This **net working capital ratio calculator** can help you measure a company’s liquidity position by its NWC value which refers to the net resources available to run its business on short term. Below the tool there is in more information on the formulas used.

## How does this net working capital ratio calculator work?

As the term itself suggests the net working capital ratio refers to the net amount of all resources considered working capital and can be used to understand whether an entity has sufficient internal net resources to run its business on short term.

This *net working capital ratio calculator* allows you determine this financial indicator by 2 different approaches as described here:

- By 1
^{st}tab (Method 1) you can estimate the net working capital by subtracting the current liabilities figure from the one of the current assets, resulting an absolute value which can be either positive, negative or zero.

**NWC as absolute value = Current assets - Current liabilities**

- By 2
^{nd}tab (Method 2) you can caclulate the NWC by an alternative equation that requires measuring the proportion of the net working capital absolute figure against the total amount of assets from the balance sheet.

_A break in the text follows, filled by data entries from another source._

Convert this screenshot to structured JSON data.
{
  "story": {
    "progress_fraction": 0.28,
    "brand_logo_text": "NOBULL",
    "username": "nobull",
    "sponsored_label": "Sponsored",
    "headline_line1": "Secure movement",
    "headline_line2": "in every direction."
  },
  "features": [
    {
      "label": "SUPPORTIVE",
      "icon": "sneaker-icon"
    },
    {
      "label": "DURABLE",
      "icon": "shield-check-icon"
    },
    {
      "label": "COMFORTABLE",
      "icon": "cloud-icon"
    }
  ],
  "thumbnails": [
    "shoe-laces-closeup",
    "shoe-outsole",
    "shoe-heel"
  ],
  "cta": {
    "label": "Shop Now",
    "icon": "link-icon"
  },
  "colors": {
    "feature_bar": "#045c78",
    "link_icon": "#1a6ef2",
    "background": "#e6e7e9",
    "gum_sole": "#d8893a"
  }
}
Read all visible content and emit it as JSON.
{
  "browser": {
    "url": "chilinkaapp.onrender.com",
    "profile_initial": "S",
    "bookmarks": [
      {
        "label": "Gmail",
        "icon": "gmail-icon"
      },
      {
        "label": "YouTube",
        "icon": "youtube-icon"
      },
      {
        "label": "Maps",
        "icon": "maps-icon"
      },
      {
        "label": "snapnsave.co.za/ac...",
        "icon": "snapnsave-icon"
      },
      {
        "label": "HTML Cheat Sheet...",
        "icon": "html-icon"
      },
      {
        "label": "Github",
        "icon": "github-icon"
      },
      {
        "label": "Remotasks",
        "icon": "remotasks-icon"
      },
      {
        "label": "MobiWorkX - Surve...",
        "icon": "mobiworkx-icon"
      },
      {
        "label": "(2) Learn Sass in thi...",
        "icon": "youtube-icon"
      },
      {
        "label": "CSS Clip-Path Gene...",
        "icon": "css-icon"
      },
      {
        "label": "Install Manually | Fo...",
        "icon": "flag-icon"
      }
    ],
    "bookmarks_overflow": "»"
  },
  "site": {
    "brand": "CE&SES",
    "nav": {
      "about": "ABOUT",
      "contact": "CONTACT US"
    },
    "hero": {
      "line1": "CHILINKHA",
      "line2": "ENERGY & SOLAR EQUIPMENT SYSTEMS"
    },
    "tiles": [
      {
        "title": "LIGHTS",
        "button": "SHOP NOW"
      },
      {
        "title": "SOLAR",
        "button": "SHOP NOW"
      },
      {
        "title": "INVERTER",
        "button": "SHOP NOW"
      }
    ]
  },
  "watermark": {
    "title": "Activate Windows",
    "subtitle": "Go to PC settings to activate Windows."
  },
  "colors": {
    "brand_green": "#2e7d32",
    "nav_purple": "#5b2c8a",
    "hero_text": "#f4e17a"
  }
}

**NWC as ratio = (Current assets - Current liabilities)/Total Assets = NWC as absolute value/Total Assets **

Independent on the formula used to determine it, this liquidity ratio has few limitations such as:

- It does not take account of the time required to convert the current assets into cash, neither of the term in which the current liabilities become due, thus for an appropriate analysis on the liquidity position of a company these aspects should also be considered.

- Any short term line of credit a company may have available to finance its activity if that would be the case is not taken into account, thus in case of a negative NWC that does not necessarily mean the business may face default.

## The interpretation of the net working capital ratio level

- Generally speaking when referring to the NWC calculated as an absolute value (see first formula provided above) the higher the value is the better as this indicates that the company has sufficient current assets to finance its business on a short run and so it is interpreted as a positive signal that there is no risk of facing default.

Any negative value suggests that the company may have difficulties in paying its short term obligations, while any NWC equal to zero indicates that the value of the current assets equal the amount of the current liabilities.

However, please note that since not all the current assets can be easily and quickly converted into cash a net working capital value equal to zero does not necessarily mean that the company will be able to meet its short term payments.

On the other side a too high absolute value may suggest that the company is not using efficiently its internal resources for generating new revenue and profits or for developing its business.

- In case of a NWC ratio calculated as a proportion (see second equation explained above) the higher than 0 the ratio is the better as it basically demonstrates that the current assets exceed the volume of the current liabilities and that the business is keeping its resources in liquid assets rather than in fixed ones.

## Examples of NWC ratio calculations

Scenario 1:

A company has current assets of $100,000 and current liabilities of $90,000, then its NWC would be $100,000 - $90,000 = $10,000. Since it is a positive value this may suggest that the company has sufficient net funds to pay off its short term debts.

Scenario 2:

Let’s consider another company with current assets of $500,000, current liabilities of $400,000 and total assets of $800,000. In this case the NWC ratio would be ($500,000 - $400,000)/ $800,000 = $100,000/$800,000 = 0.125 (or 12.5%). This figure may suggest that the company is sufficient liquid to meet its short term obligations.

13 May, 2015